Let $$n$$ be the number of such tunnel pairs. The volume of rock that we must remove in order to excavate $$n$$ tunnel-pairs with radii of $$r$$ and depths of $$d$$ is equal to $$8\pi ndr^2$$. However, since you have unlimited manpower, you can excavate all of these tunnels simultaneously. The rate at which dwarves remove rock from the tunnel will be equal to

$$V_Dsk$$

Which means the amount of time it takes (in seconds) to finish the tunnels is equal to

$$\frac{4\pi dr^2}{V_D sk}=\color{green}{\frac{4\pi dr^2}{V_D sk}}$$

Hang on to that expression - we’ll come back to it later.

Now we get to the fun part - actually carving out the rock for the mountain hall. With $$n$$ tunnel-pairs, we can now remove rock from the main hall at a rate of

$$nV_D sk$$

which means that the amount of time required is about

$$\frac{V_H}{nV_D sk}=\color{green}{\frac{V_H }{nV_D sk}}$$

Add this to the amount of time needed to excavate the tunnels, and we get

$$\frac{4\pi dr^2}{V_D sk}+\frac{V_H k}{nV_D sk} = \color{green}{\frac{(4\pi ndr^2 + V_H)}{nV_D sk}}$$

Let’s plug in the estimated values of these variables that we gave earlier:

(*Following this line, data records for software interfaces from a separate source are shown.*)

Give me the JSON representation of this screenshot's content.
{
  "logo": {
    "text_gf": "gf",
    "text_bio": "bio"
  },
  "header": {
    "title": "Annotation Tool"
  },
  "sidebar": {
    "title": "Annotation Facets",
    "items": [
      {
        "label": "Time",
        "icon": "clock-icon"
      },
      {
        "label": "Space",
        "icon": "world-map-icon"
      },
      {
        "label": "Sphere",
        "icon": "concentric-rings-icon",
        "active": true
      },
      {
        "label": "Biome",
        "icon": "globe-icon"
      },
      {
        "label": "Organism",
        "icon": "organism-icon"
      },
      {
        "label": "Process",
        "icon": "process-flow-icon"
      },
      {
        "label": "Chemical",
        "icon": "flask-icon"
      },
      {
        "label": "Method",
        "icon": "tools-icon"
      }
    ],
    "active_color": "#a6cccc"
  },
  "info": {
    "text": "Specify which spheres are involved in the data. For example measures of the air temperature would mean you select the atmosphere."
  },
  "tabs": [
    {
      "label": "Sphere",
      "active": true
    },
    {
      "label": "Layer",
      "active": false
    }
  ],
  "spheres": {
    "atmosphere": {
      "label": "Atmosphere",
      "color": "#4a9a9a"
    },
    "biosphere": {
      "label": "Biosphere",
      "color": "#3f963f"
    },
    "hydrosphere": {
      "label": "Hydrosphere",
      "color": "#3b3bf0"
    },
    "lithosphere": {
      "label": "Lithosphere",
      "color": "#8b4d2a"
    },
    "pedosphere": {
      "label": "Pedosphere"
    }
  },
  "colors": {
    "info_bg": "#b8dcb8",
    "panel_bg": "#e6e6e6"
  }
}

$$\frac{(4\pi n(50\space\text{m})(1\space\text{m})^2+9.72\cdot 10^5\space\text{m}^3)}{n(0.5\space\text{m}^3)(0.3\space\text{m}/\text{s}) (0.25\space\text{m}^{-1})} \\ \approx 1.68\cdot 10^4\space\text{s} + \frac{2.60\cdot 10^7\space\text{s}}{n}$$

Let’s convert that to hours. There are $$3600\space\text{s}$$ in an hour, so we have

$$4.67\space\text{h} + \frac{7.22\cdot 10^3\space\text{h}}{n}$$

If you only want to use one pair of tunnels (i.e. $$n=1$$), that works out to about $$7.22\cdot 10^3$$ hours, or $$301$$ days. Keep in mind that this is solid, uninterrupted worktime, not counting breaks. If you have enough dwarves, you can keep the line constantly moving by letting dwarves alternate shifts, but $$301$$ straight days of continuous work is still quite a bit.

If you’re willing to have two tunnel-pairs, this drops to about $$150$$ days. Five tunnel-pairs gets it down to $$60$$ days, and ten brings it to only $$30$$ days. This is where manpower limitations might be a problem, but even for $$n=10$$ you actually only need a couple hundred to a thousand dwarves to keep this process running uninterrupted (even with shifts taken into account).

Here’s a table, so that you can decide how you want to make the trade-off between tunnels and time:

$$\begin{array}{c|c} \text{# tunnels} & \text{days} \\\hline 1 & 301 \\\hline 2 & 150 \\\hline 3 & 100 \\\hline 4 & 75 \\\hline 5 & 60 \\\hline 10 & 30 \\\hline 20 & 15 \\\hline 30 & 10 \\\hline \end{array}$$

So if you want to get it done really fast, dig lots of different tunnels (but your mountain hall will look like swiss cheese when you’re done, unless you fill most of them in afterwards). Otherwise, use a few tunnels and it will take a couple of months.

Like I said before - if any of my parameter estimates at the beginning seemed unrealistic, feel free to tweak them yourself and reevaluate. And keep in mind this is all only a ballpark estimate, and it could go a lot slower depending on any logistical/plot hiccups that occur.

• A data-point that may be useful: According to a Wikipedia article, a pit-pony could haul 30 tons of coal in an 8 hour shift, in tubs on an underground railway. See – Patricia Shanahan Jul 16 at 0:09